So as the open organization community at Opensource.com prepares its next volume in the Open Organization book series, it's working the open source way.

This addition to the series will be chock full of writing at the intersection of organizational culture, open organizational models, and the agility-focused management paradigms becoming more popular in IT shops around the world. It'll put open-minded practitioners in conversation with devotees of scrum, continuous integration, DevOps, and kanban. It'll demonstrate the value of a culture-first approach to creating innovative teams.

And it may very well be the first book developed according to the Open Decision Framework.

That means it's open and ready for your suggestions, additions, and revisions.
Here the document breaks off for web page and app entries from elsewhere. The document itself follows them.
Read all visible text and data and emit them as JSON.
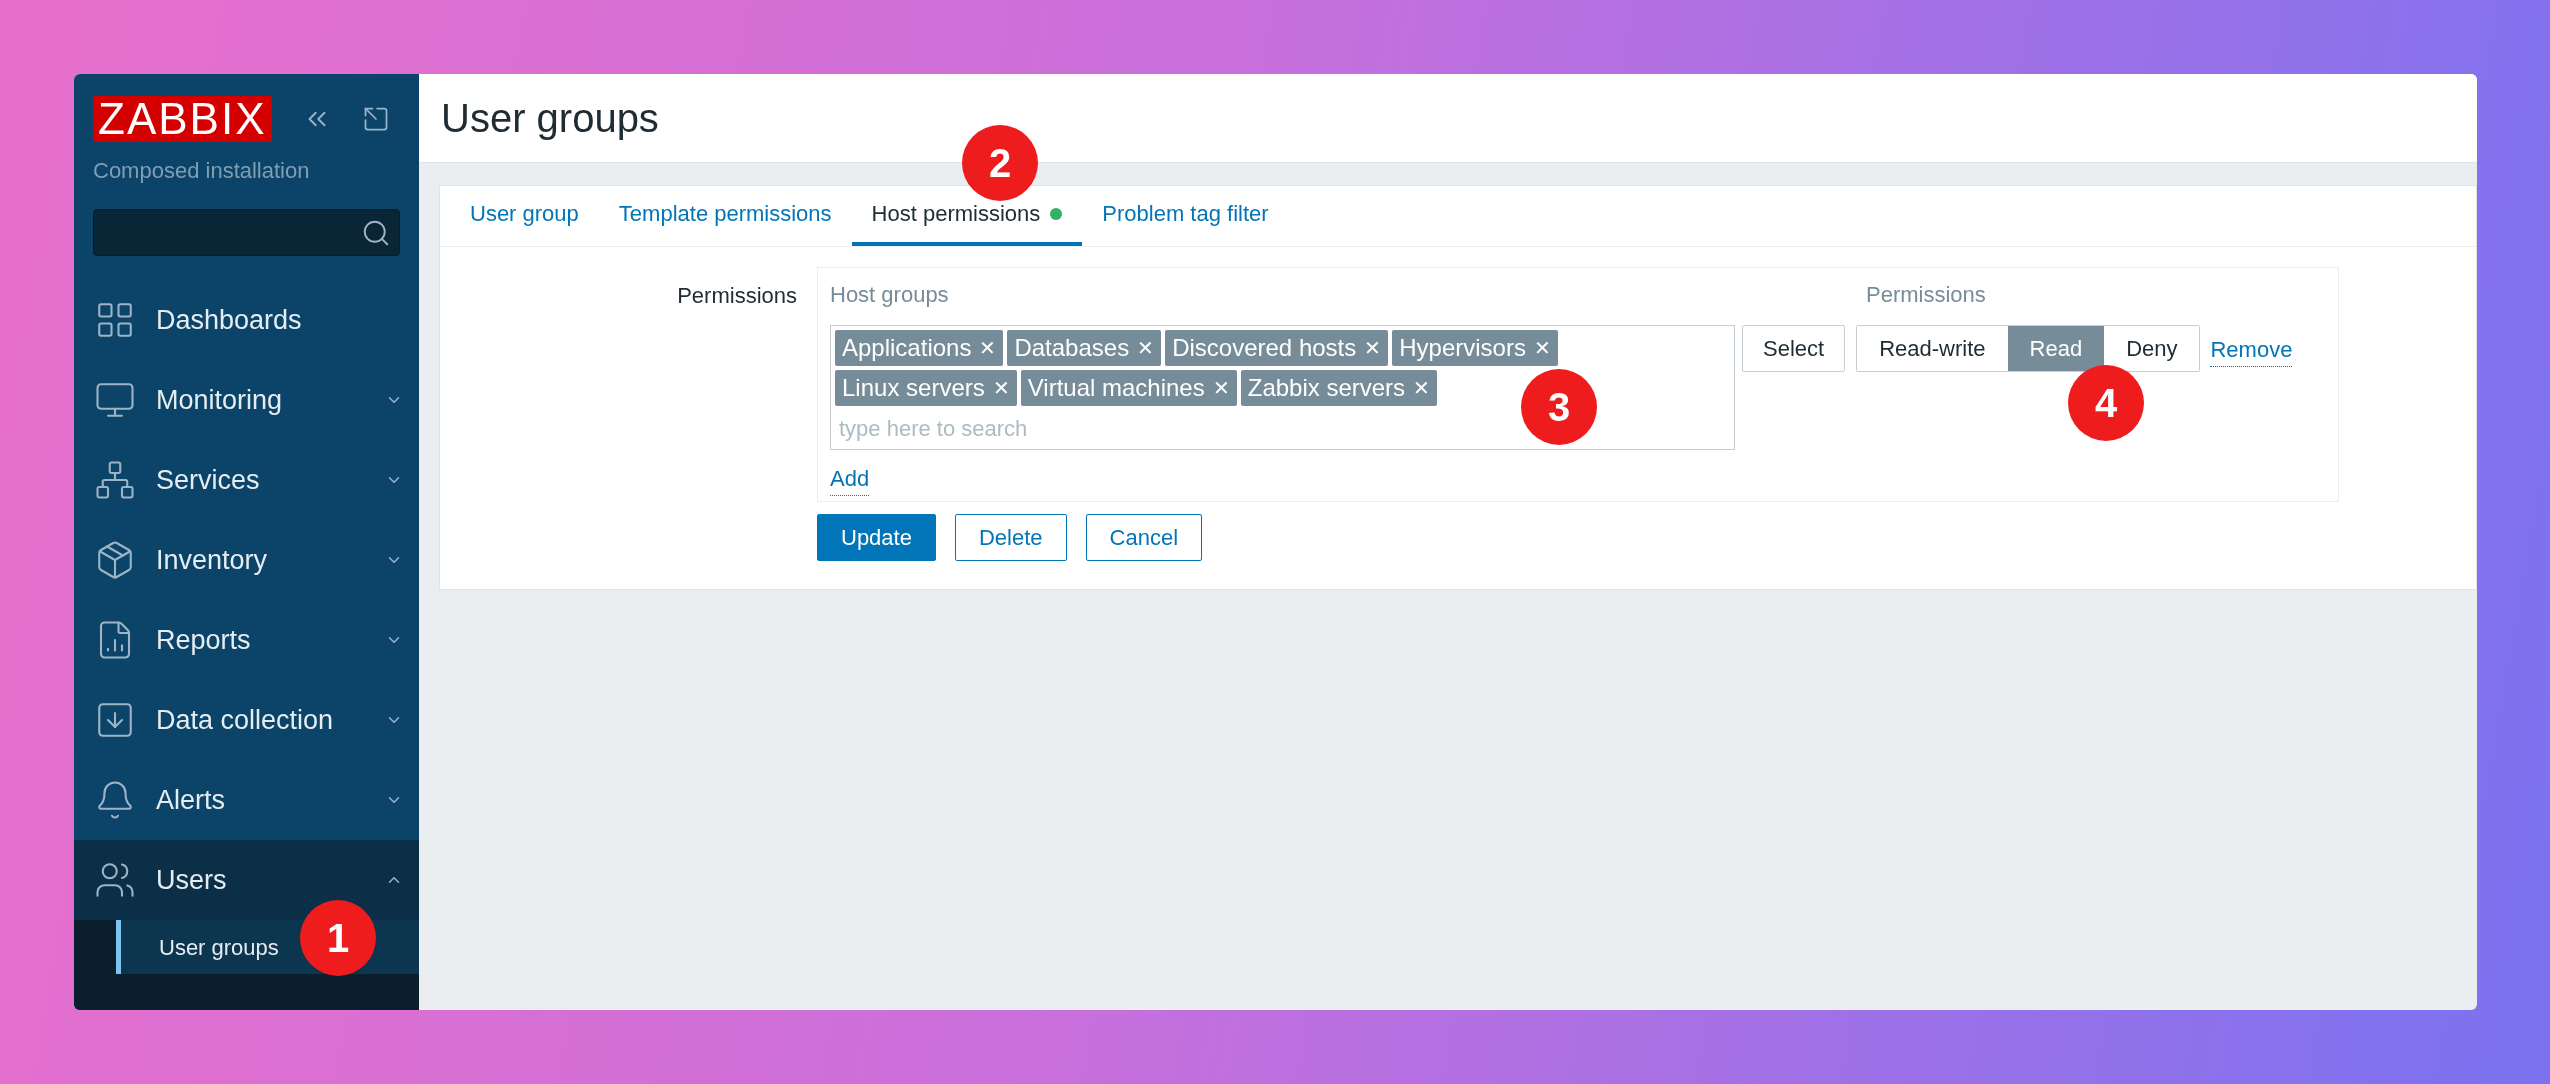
{
  "logo": "ZABBIX",
  "subtitle": "Composed installation",
  "sidebar": {
    "items": [
      {
        "label": "Dashboards",
        "kind": "link"
      },
      {
        "label": "Monitoring",
        "kind": "group",
        "expanded": false
      },
      {
        "label": "Services",
        "kind": "group",
        "expanded": false
      },
      {
        "label": "Inventory",
        "kind": "group",
        "expanded": false
      },
      {
        "label": "Reports",
        "kind": "group",
        "expanded": false
      },
      {
        "label": "Data collection",
        "kind": "group",
        "expanded": false
      },
      {
        "label": "Alerts",
        "kind": "group",
        "expanded": false
      },
      {
        "label": "Users",
        "kind": "group",
        "expanded": true,
        "children": [
          {
            "label": "User groups",
            "selected": true
          }
        ]
      }
    ]
  },
  "page_title": "User groups",
  "tabs": [
    {
      "label": "User group",
      "selected": false,
      "indicator": false
    },
    {
      "label": "Template permissions",
      "selected": false,
      "indicator": false
    },
    {
      "label": "Host permissions",
      "selected": true,
      "indicator": true
    },
    {
      "label": "Problem tag filter",
      "selected": false,
      "indicator": false
    }
  ],
  "form": {
    "label": "Permissions",
    "columns": [
      "Host groups",
      "Permissions"
    ],
    "tags": [
      "Applications",
      "Databases",
      "Discovered hosts",
      "Hypervisors",
      "Linux servers",
      "Virtual machines",
      "Zabbix servers"
    ],
    "tag_remove": "✕",
    "placeholder": "type here to search",
    "select_button": "Select",
    "permissions": [
      {
        "label": "Read-write",
        "selected": false
      },
      {
        "label": "Read",
        "selected": true
      },
      {
        "label": "Deny",
        "selected": false
      }
    ],
    "remove_link": "Remove",
    "add_link": "Add",
    "actions": [
      {
        "label": "Update",
        "kind": "primary"
      },
      {
        "label": "Delete",
        "kind": "secondary"
      },
      {
        "label": "Cancel",
        "kind": "secondary"
      }
    ]
  },
  "annotations": [
    {
      "label": "1"
    },
    {
      "label": "2"
    },
    {
      "label": "3"
    },
    {
      "label": "4"
    }
  ]
}
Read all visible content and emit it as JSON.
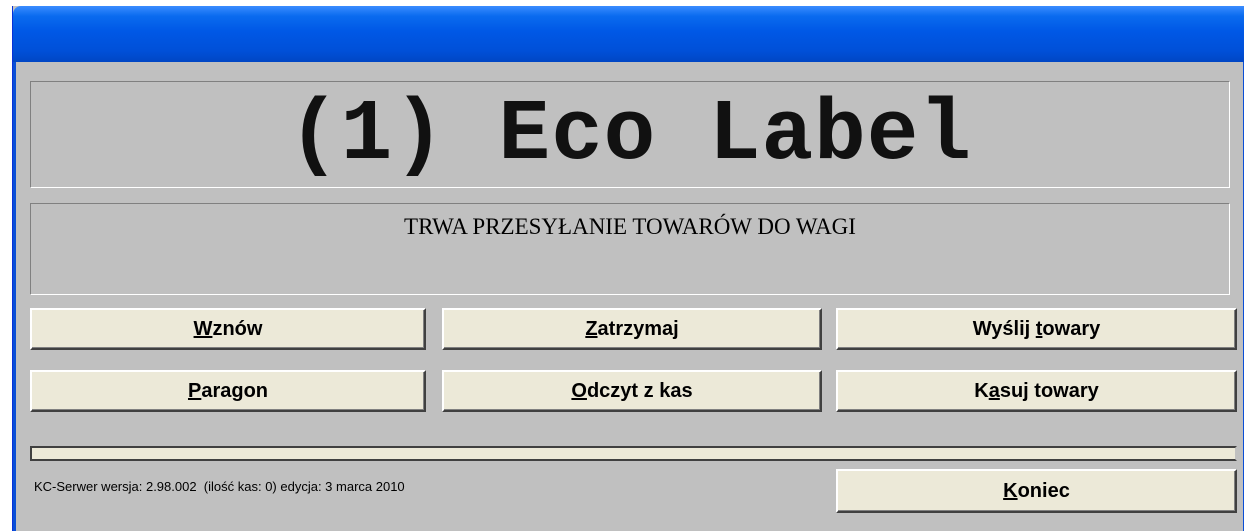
{
  "window": {
    "title": ""
  },
  "header": {
    "title": "(1) Eco Label"
  },
  "status": {
    "message": "TRWA PRZESYŁANIE TOWARÓW DO WAGI"
  },
  "buttons": {
    "resume": {
      "accel": "W",
      "rest": "znów"
    },
    "pause": {
      "accel": "Z",
      "rest": "atrzymaj"
    },
    "send_pre": "Wyślij ",
    "send_accel": "t",
    "send_rest": "owary",
    "receipt": {
      "accel": "P",
      "rest": "aragon"
    },
    "read": {
      "accel": "O",
      "rest": "dczyt z kas"
    },
    "delete_pre": "K",
    "delete_accel": "a",
    "delete_rest": "suj towary",
    "close": {
      "accel": "K",
      "rest": "oniec"
    }
  },
  "progress": {
    "value": 0
  },
  "footer": {
    "info": "KC-Serwer wersja: 2.98.002  (ilość kas: 0) edycja: 3 marca 2010"
  }
}
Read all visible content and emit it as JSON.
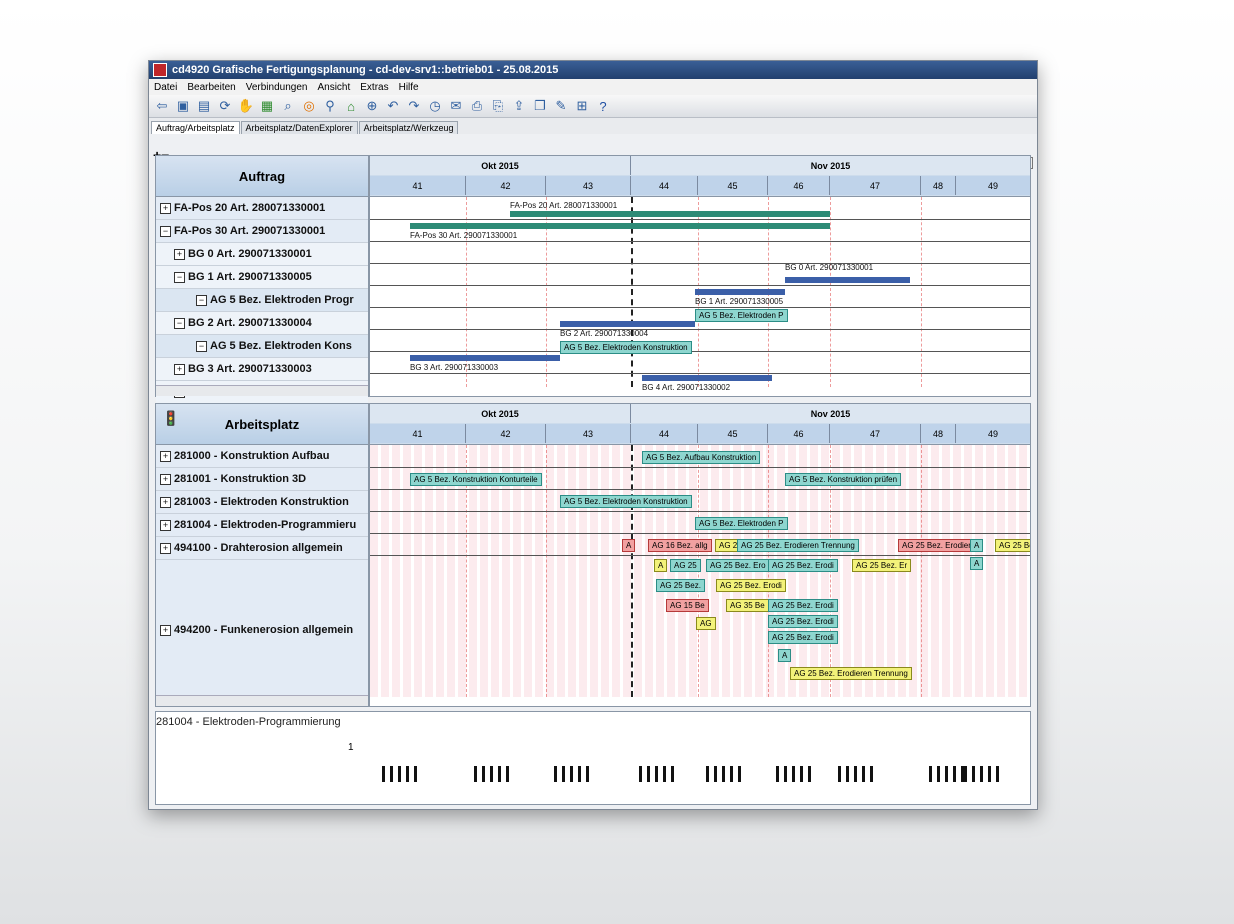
{
  "window": {
    "title": "cd4920 Grafische Fertigungsplanung - cd-dev-srv1::betrieb01 - 25.08.2015",
    "menu": [
      "Datei",
      "Bearbeiten",
      "Verbindungen",
      "Ansicht",
      "Extras",
      "Hilfe"
    ],
    "tabs": [
      "Auftrag/Arbeitsplatz",
      "Arbeitsplatz/DatenExplorer",
      "Arbeitsplatz/Werkzeug"
    ]
  },
  "toolbar_icons": [
    "exit-icon",
    "save-icon",
    "save-all-icon",
    "refresh-icon",
    "hand-icon",
    "list-icon",
    "zoom-icon",
    "target-icon",
    "search-icon",
    "tree-icon",
    "zoom-in-icon",
    "undo-icon",
    "redo-icon",
    "clock-icon",
    "mail-icon",
    "print-icon",
    "print-preview-icon",
    "export-icon",
    "copy-icon",
    "tools-icon",
    "table-icon",
    "help-icon"
  ],
  "upper": {
    "header": "Auftrag",
    "rows": [
      {
        "toggle": "+",
        "label": "FA-Pos 20 Art. 280071330001",
        "indent": 0
      },
      {
        "toggle": "−",
        "label": "FA-Pos 30 Art. 290071330001",
        "indent": 0
      },
      {
        "toggle": "+",
        "label": "BG 0  Art. 290071330001",
        "indent": 1
      },
      {
        "toggle": "−",
        "label": "BG 1  Art. 290071330005",
        "indent": 1
      },
      {
        "toggle": "−",
        "label": "AG 5 Bez. Elektroden Progr",
        "indent": 2
      },
      {
        "toggle": "−",
        "label": "BG 2  Art. 290071330004",
        "indent": 1
      },
      {
        "toggle": "−",
        "label": "AG 5 Bez. Elektroden Kons",
        "indent": 2
      },
      {
        "toggle": "+",
        "label": "BG 3  Art. 290071330003",
        "indent": 1
      },
      {
        "toggle": "+",
        "label": "BG 4  Art. 290071330002",
        "indent": 1
      }
    ]
  },
  "timeline": {
    "months": [
      {
        "label": "Okt 2015"
      },
      {
        "label": "Nov 2015"
      }
    ],
    "weeks": [
      "41",
      "42",
      "43",
      "44",
      "45",
      "46",
      "47",
      "48",
      "49"
    ]
  },
  "upper_bars": [
    {
      "label": "FA-Pos 20 Art. 280071330001"
    },
    {
      "label": "FA-Pos 30 Art. 290071330001"
    },
    {
      "label": "BG 0  Art. 290071330001"
    },
    {
      "label": "BG 1  Art. 290071330005"
    },
    {
      "label": "AG 5 Bez. Elektroden P"
    },
    {
      "label": "BG 2  Art. 290071330004"
    },
    {
      "label": "AG 5 Bez. Elektroden Konstruktion"
    },
    {
      "label": "BG 3  Art. 290071330003"
    },
    {
      "label": "BG 4  Art. 290071330002"
    }
  ],
  "lower": {
    "header": "Arbeitsplatz",
    "rows": [
      {
        "label": "281000 - Konstruktion Aufbau"
      },
      {
        "label": "281001 - Konstruktion 3D"
      },
      {
        "label": "281003 - Elektroden Konstruktion"
      },
      {
        "label": "281004 - Elektroden-Programmieru"
      },
      {
        "label": "494100 - Drahterosion allgemein"
      },
      {
        "label": "494200 - Funkenerosion allgemein"
      }
    ]
  },
  "lower_chips": [
    {
      "label": "AG 5 Bez. Aufbau Konstruktion",
      "color": "teal"
    },
    {
      "label": "AG 5 Bez.  Konstruktion Konturteile",
      "color": "teal"
    },
    {
      "label": "AG 5 Bez. Konstruktion prüfen",
      "color": "teal"
    },
    {
      "label": "AG 5 Bez. Elektroden Konstruktion",
      "color": "teal"
    },
    {
      "label": "AG 5 Bez. Elektroden P",
      "color": "teal"
    },
    {
      "label": "A",
      "color": "red"
    },
    {
      "label": "AG 16 Bez. allg",
      "color": "red"
    },
    {
      "label": "AG 2",
      "color": "yel"
    },
    {
      "label": "AG 25 Bez. Erodieren Trennung",
      "color": "teal"
    },
    {
      "label": "AG 25 Bez. Erodiere",
      "color": "red"
    },
    {
      "label": "A",
      "color": "teal"
    },
    {
      "label": "AG 25 Bez",
      "color": "yel"
    },
    {
      "label": "A",
      "color": "yel"
    },
    {
      "label": "AG 25",
      "color": "teal"
    },
    {
      "label": "AG 25 Bez. Ero",
      "color": "teal"
    },
    {
      "label": "AG 25 Bez. Erodi",
      "color": "teal"
    },
    {
      "label": "AG 25 Bez. Er",
      "color": "yel"
    },
    {
      "label": "A",
      "color": "teal"
    },
    {
      "label": "AG 25 Bez.",
      "color": "teal"
    },
    {
      "label": "AG 25 Bez. Erodi",
      "color": "yel"
    },
    {
      "label": "AG 15 Be",
      "color": "red"
    },
    {
      "label": "AG 35 Be",
      "color": "yel"
    },
    {
      "label": "AG 25 Bez. Erodi",
      "color": "teal"
    },
    {
      "label": "AG",
      "color": "yel"
    },
    {
      "label": "AG 25 Bez. Erodi",
      "color": "teal"
    },
    {
      "label": "AG 25 Bez. Erodi",
      "color": "teal"
    },
    {
      "label": "A",
      "color": "teal"
    },
    {
      "label": "AG 25 Bez. Erodieren Trennung",
      "color": "yel"
    }
  ],
  "capacity": {
    "label": "281004 - Elektroden-Programmierung",
    "scale": "1"
  }
}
Just peruse the project on GitHub or join our community mailing list to participate.

You can contribute to this project by:

  • Reviewing the book's table of contents and pitching a contribution
  • Pointing potential authors to this project
  • Addressing an outstanding issue we've flagged
  • Reviewing page proofs in this repository and recording errors
  • Reviewing page proofs in this repository and developing end-of-chapter discussion questions and summary statements
  • Suggesting a title for the book

We're pushing updates regularly as the book takes shape. Our community hopes you'll join us as we re-imagine the future of IT—in the open, of course.

About the author

Bryan Behrenshausen
Bryan Behrenshausen - Bryan has been a member of the Opensource.com team since 2011. He currently edits the site's Open Organization section. In 2015, he earned his PhD in Communication from UNC, Chapel Hill. When he's not thinking or writing about all things open source, he's playing vintage Nintendo, reading classic science fiction, or rehabilitating an old ThinkPad. Around the Net, he goes by the nickname "semioticrobotic."